- Ph.D., Clinical and Community Psychology, University of Illinois at Urbana Champaign

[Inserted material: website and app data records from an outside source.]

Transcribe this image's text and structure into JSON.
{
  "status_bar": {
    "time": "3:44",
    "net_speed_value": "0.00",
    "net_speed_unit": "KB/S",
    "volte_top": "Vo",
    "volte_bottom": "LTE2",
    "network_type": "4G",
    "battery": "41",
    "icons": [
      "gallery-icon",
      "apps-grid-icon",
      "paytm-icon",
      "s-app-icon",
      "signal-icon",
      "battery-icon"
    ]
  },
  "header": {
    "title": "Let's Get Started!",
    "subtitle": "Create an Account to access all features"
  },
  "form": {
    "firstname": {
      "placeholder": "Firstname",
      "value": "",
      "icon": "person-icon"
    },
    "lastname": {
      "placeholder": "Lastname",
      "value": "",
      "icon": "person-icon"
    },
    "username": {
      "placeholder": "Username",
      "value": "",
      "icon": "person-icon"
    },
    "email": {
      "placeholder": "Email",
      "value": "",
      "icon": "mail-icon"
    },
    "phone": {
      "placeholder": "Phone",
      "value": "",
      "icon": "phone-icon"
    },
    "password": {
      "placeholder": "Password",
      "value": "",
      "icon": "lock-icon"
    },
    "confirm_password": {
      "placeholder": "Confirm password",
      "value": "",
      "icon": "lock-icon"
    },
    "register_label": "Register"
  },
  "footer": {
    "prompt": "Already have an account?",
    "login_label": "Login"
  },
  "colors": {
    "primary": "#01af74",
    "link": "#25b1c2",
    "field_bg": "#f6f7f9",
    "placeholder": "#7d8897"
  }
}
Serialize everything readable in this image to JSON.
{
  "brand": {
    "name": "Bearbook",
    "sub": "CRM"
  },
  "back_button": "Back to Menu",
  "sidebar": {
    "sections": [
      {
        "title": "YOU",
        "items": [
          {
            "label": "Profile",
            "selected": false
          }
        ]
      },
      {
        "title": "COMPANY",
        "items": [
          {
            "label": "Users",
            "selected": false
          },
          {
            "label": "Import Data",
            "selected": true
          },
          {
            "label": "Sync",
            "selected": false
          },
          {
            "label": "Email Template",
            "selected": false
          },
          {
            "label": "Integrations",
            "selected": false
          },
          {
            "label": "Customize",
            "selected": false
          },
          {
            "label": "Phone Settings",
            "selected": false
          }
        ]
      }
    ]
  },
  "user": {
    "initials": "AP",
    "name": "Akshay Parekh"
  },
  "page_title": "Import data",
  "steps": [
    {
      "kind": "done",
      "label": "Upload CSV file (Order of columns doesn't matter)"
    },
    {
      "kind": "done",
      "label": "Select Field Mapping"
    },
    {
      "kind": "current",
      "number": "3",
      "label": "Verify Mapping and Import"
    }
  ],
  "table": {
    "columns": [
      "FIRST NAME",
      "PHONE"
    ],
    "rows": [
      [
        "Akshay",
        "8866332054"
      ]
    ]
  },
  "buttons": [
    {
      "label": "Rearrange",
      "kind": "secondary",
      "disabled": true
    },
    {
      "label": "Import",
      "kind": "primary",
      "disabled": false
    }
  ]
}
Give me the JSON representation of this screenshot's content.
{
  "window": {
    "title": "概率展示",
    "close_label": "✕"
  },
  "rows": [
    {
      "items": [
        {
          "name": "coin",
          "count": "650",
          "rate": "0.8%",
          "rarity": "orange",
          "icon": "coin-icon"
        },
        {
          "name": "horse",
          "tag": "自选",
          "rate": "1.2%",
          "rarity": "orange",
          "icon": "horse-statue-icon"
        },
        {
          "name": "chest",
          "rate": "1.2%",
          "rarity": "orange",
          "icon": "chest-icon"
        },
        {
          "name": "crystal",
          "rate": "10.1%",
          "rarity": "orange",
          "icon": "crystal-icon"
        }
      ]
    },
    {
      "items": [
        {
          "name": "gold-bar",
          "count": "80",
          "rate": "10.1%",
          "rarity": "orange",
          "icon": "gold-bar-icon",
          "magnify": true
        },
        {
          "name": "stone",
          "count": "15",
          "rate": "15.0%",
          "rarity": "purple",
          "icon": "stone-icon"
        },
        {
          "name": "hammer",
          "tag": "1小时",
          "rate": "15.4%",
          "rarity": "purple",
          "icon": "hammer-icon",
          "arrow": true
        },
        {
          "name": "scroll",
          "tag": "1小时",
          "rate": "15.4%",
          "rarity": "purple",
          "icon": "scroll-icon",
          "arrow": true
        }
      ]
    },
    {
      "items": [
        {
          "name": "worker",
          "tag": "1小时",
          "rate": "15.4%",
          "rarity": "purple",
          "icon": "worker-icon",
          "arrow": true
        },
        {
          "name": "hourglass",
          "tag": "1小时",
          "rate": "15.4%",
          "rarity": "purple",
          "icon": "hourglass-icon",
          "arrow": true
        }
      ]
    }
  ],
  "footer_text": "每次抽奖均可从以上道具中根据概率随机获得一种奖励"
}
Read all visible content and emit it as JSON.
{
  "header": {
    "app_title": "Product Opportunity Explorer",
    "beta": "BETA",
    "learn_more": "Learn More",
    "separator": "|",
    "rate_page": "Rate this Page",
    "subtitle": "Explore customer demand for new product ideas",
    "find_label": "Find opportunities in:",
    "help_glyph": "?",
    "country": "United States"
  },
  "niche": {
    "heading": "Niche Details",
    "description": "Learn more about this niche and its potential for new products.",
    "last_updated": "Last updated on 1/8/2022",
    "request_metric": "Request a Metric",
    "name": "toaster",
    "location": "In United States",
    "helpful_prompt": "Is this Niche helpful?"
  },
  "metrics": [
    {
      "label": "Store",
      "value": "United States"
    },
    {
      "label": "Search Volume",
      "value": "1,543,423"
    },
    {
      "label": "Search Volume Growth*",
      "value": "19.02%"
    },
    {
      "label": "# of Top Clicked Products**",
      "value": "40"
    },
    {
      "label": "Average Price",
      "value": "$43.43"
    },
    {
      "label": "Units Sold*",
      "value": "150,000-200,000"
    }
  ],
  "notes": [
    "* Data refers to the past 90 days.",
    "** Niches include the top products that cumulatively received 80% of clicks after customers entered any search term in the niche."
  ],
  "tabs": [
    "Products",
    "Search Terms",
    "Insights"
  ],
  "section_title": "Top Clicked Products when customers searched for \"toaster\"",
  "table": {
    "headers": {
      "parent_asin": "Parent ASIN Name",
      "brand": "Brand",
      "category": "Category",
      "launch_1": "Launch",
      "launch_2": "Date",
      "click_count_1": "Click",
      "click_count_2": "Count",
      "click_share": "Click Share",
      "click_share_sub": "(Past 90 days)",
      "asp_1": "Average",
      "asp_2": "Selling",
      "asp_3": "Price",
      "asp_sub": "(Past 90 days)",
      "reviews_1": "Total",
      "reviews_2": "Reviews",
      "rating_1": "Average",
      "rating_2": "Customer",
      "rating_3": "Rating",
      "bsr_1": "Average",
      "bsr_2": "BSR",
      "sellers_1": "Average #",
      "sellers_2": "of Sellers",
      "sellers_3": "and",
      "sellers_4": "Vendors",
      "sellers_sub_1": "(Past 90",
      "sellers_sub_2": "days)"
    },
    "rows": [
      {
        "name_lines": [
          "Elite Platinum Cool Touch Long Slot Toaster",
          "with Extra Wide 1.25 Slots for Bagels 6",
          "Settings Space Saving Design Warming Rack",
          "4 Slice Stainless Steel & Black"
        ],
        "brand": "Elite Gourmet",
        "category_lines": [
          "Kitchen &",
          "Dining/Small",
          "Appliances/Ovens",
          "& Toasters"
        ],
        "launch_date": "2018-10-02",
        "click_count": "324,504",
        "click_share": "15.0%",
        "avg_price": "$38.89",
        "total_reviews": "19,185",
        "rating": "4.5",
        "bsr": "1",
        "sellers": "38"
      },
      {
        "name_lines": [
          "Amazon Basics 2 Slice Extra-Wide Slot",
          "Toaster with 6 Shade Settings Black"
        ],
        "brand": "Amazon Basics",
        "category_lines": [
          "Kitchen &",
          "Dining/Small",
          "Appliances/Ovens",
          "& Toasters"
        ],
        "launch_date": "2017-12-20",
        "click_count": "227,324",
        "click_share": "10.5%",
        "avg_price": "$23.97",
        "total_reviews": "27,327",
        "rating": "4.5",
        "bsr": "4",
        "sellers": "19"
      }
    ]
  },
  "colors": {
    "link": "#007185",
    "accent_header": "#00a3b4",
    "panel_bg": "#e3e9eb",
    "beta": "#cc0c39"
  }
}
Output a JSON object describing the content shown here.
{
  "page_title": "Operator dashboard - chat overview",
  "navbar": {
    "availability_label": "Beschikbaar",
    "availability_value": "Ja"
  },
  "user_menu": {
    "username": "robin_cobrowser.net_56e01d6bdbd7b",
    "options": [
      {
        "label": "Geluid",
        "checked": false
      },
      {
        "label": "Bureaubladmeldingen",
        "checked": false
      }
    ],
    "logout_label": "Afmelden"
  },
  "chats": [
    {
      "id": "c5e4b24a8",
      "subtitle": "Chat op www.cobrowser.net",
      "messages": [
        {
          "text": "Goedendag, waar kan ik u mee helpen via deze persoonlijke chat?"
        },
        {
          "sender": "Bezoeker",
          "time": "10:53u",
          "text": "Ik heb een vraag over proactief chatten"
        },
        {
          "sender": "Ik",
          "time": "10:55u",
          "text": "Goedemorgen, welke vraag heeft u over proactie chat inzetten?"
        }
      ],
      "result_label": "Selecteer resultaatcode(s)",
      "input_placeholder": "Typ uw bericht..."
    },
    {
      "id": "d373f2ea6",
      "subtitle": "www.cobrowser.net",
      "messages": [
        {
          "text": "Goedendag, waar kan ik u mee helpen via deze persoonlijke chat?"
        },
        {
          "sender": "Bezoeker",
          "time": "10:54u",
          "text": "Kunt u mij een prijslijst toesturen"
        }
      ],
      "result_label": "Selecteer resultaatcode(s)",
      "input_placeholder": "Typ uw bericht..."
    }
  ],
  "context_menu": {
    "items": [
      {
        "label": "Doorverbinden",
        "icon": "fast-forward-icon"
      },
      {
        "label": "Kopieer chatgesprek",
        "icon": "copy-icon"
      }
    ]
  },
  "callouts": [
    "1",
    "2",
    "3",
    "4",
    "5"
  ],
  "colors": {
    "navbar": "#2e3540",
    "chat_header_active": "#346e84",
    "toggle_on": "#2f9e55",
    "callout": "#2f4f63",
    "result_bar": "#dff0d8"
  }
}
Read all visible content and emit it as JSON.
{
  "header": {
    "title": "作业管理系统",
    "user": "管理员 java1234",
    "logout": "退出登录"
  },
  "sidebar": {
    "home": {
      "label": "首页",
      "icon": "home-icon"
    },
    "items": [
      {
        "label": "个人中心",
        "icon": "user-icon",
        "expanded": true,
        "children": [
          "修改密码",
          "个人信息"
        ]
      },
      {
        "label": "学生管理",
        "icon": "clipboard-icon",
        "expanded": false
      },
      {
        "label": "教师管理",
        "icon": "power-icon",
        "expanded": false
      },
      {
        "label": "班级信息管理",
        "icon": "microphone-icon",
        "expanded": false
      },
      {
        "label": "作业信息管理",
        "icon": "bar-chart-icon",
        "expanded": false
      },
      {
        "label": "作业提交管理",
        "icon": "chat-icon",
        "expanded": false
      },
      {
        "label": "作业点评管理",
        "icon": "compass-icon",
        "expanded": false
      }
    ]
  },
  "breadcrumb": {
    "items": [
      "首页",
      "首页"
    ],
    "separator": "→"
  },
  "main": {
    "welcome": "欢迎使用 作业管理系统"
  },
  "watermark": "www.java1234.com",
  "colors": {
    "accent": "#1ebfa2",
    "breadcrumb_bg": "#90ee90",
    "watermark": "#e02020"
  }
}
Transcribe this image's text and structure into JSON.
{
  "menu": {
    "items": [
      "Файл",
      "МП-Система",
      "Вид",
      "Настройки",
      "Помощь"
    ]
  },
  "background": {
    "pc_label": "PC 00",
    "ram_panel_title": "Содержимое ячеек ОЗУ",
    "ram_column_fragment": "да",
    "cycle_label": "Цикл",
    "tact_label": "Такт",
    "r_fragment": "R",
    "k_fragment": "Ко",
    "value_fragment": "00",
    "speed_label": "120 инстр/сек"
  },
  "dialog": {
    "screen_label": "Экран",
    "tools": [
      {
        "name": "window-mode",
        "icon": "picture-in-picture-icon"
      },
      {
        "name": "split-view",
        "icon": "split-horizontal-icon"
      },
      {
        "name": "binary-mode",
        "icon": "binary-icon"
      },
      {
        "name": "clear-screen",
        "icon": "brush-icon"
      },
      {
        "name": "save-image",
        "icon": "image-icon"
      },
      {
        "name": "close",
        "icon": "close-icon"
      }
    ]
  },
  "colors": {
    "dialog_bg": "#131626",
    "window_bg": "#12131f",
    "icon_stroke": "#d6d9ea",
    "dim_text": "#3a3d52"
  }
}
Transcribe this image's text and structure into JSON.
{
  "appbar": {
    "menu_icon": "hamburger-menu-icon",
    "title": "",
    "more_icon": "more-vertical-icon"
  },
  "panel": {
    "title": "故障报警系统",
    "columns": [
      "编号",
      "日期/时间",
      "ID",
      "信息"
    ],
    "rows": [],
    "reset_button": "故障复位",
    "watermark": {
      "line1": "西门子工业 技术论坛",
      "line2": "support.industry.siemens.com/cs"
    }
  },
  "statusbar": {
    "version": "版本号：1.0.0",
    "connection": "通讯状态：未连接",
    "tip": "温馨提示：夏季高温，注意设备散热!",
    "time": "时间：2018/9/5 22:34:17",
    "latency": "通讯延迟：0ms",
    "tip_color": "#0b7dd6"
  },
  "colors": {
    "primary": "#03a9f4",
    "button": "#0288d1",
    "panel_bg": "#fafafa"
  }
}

Dr. Raghavan studies tactics of abuse used in intimate partner violence, sex trafficking, and sexual assault. In addition to physical violence, many enforcers/abusers use coercive control to achieve their means. Coercive control can include tactics such as isolating the victim in concert with intimidation, degradation, microregulation, and threats to achieve their means. She has examined how coercion operates across heterosexual and gay populations, as well as across different cultures including Brazil, Morocco, and Spain. A second area of Dr. Raghavan’s expertise is measuring traumatic stress that result from violence and coercive control. She has over 40 journal articles, two books, and over 100 conference presentations on these topics. Her forensic practice mirrors her research and she conducts forensic evaluations for immigration, civil and criminal cases. Her research in trauma bonding has resulted in case law in New York State. She believes in the value of engaging with the arts and with diverse cultures in higher education. She has lead study abroad programs to Morocco examining gender and non-Western feminism and currently leads a program examining culture, healing, and psychopathology in Bali, Indonesia. Dr. Raghavan received her Ph.D. in Community and Clinical Psychology at the University of Illinois in Urbana Champaign in 1998 and completed a post-doctoral fellowship at the Yale School of Medicine. She received her B.A. in French Language and Literature and Psychology from Smith College in 1992. Prior to joining the John Jay faculty in 2002, she worked as a research scientist at CASA, Columbia University.